Record excerpts>
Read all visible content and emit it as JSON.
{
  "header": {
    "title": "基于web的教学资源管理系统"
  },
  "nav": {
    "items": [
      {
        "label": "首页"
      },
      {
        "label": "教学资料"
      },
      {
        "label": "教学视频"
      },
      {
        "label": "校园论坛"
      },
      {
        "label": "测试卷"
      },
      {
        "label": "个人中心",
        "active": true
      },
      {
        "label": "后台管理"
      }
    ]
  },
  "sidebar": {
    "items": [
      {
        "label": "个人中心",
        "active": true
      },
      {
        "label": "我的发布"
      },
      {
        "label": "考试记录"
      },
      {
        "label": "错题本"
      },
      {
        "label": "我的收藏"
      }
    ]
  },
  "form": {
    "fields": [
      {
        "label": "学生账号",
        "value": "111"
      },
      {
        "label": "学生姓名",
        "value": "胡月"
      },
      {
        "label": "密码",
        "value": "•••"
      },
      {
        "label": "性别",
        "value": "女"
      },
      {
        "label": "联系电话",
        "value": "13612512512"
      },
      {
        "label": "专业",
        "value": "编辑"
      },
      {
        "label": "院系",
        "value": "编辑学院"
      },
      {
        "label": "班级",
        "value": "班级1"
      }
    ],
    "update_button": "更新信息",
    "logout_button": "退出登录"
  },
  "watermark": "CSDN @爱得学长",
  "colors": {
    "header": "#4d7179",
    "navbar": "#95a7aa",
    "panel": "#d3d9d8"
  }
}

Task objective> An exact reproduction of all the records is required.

Answer space>
Read all visible content and emit it as JSON.
{
  "header": {
    "title": "基于web的教学资源管理系统"
  },
  "nav": {
    "items": [
      {
        "label": "首页"
      },
      {
        "label": "教学资料"
      },
      {
        "label": "教学视频"
      },
      {
        "label": "校园论坛"
      },
      {
        "label": "测试卷"
      },
      {
        "label": "个人中心",
        "active": true
      },
      {
        "label": "后台管理"
      }
    ]
  },
  "sidebar": {
    "items": [
      {
        "label": "个人中心",
        "active": true
      },
      {
        "label": "我的发布"
      },
      {
        "label": "考试记录"
      },
      {
        "label": "错题本"
      },
      {
        "label": "我的收藏"
      }
    ]
  },
  "form": {
    "fields": [
      {
        "label": "学生账号",
        "value": "111"
      },
      {
        "label": "学生姓名",
        "value": "胡月"
      },
      {
        "label": "密码",
        "value": "•••"
      },
      {
        "label": "性别",
        "value": "女"
      },
      {
        "label": "联系电话",
        "value": "13612512512"
      },
      {
        "label": "专业",
        "value": "编辑"
      },
      {
        "label": "院系",
        "value": "编辑学院"
      },
      {
        "label": "班级",
        "value": "班级1"
      }
    ],
    "update_button": "更新信息",
    "logout_button": "退出登录"
  },
  "watermark": "CSDN @爱得学长",
  "colors": {
    "header": "#4d7179",
    "navbar": "#95a7aa",
    "panel": "#d3d9d8"
  }
}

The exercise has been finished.